Our family uniformly admired and appreciated Jay Greener, so we were taken by surprise by both the investigation and then the Final Report. So much had we appreciated him that he appears in a couple of my books and I want today to apologize to his victims for what we have written about him.
Here is a brief summary from the Final Report (p. 29):
There are clearly two different stories being told. One is a story told by those harmed by Mr. Greener and those who have sought to advocate on their behalf. The other is a story told by Mr. Greener that denies any inappropriate actions. Pellucid found the accounts of those who were reported inappropriate actions to be credible and compelling. While it is normal for the same events to be interpreted and retold in different ways by different people, the recollection and interpretation presented to Pellucid by multiple women and multiple advocates has been consistently clear, specific, and consistent with similar stories across time, even when individuals were describing the same events without any knowledge of another person’s recollection and interpretation of those events.
To all the survivors of these inappropriate actions (detailed as power, emotional, sexual misconduct) I want to say two things to all the wounded:
First, I believe you and what you say. I cannot say this often enough or loud enough: I believe you.
Second, I am, and my daughter and I are, very sorry for writing admiring statements about him that have wounded or deepened your wounds.
I have always believed a concrete story is better than an abstract one, so I have named names. This tragedy in our church has stopped me in my tracks about using names and personal stories, and it has made me suddenly far more cautious.
We continue to wrestle with whether or not there were events or statements we missed that could have tipped us off to any unacceptable abuse.
One more time, we’re sorry to all the survivors of his misconduct.
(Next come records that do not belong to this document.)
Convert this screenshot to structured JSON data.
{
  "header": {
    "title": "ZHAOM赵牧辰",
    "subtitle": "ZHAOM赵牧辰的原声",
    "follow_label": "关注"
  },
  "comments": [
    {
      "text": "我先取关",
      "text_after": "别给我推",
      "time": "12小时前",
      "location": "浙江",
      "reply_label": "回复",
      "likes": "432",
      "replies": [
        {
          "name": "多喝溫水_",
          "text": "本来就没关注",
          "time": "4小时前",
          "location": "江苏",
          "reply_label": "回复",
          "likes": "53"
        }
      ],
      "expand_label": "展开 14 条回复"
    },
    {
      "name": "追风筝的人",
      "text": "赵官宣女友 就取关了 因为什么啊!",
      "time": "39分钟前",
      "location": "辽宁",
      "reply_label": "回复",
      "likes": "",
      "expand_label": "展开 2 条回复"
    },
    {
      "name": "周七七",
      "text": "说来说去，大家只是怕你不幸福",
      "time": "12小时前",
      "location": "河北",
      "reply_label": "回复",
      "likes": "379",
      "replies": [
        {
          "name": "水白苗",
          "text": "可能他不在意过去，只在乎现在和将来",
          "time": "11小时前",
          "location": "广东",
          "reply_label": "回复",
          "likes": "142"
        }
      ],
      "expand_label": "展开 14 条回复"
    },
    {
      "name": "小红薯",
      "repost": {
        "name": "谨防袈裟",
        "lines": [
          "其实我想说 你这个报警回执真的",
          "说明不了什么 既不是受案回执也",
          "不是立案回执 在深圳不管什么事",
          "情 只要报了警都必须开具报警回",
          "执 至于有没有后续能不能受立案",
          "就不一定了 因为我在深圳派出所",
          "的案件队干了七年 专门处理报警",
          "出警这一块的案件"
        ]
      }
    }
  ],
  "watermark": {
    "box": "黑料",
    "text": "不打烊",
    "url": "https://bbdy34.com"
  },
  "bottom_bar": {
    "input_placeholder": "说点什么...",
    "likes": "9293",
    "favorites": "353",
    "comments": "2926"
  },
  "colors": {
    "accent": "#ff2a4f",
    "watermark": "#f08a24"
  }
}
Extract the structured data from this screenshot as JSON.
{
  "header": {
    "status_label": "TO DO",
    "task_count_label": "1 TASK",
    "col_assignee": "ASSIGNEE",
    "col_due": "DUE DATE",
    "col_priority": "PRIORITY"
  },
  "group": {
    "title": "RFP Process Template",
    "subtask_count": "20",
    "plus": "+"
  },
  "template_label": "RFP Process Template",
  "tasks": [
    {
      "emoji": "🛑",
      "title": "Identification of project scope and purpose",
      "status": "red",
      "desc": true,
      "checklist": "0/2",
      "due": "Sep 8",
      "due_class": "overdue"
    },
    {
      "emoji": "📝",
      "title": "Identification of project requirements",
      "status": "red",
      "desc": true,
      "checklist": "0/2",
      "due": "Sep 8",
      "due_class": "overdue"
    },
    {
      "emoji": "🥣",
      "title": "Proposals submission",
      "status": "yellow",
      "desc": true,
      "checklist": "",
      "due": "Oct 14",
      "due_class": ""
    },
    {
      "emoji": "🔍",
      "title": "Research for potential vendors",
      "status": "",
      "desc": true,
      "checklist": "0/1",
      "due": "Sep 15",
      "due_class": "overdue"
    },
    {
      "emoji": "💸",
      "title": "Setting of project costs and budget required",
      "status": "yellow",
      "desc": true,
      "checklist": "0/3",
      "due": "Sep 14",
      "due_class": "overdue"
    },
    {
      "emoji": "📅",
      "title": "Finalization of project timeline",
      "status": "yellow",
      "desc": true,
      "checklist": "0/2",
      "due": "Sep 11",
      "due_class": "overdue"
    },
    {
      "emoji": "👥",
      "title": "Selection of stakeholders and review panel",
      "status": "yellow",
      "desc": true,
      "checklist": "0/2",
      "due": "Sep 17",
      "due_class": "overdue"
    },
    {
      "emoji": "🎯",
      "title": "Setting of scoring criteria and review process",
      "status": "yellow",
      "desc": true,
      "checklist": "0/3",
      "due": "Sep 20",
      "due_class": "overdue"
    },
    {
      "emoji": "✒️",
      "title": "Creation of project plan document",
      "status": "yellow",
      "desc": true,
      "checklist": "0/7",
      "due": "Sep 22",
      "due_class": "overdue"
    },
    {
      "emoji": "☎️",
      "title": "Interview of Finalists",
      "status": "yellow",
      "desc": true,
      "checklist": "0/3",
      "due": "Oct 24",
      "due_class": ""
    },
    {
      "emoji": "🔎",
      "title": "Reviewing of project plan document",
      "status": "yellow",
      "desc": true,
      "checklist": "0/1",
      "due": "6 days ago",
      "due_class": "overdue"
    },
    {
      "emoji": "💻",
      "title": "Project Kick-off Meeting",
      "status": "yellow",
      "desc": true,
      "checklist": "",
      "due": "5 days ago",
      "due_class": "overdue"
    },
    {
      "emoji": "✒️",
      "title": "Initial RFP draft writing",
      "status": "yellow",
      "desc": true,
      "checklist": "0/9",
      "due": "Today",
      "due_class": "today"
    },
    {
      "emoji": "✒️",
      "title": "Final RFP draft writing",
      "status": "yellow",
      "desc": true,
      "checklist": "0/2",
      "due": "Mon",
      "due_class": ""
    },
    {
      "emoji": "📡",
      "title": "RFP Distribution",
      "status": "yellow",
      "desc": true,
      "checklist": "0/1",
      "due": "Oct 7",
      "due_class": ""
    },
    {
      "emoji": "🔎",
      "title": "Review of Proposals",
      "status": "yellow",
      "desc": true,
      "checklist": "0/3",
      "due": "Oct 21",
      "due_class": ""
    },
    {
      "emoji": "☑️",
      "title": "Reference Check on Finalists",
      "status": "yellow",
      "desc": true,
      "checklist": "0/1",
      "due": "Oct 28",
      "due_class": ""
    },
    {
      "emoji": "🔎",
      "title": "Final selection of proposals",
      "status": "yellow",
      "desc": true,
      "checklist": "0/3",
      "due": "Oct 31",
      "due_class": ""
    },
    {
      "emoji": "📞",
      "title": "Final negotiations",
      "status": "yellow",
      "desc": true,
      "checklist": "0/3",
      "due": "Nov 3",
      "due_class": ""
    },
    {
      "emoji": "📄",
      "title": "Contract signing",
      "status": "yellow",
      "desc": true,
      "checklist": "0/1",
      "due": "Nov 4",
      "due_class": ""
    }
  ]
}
Our Bishop often says, “Pastors are called to the cure of souls, not to the wounding of souls.”
(I have turned off comments to this newsletter.)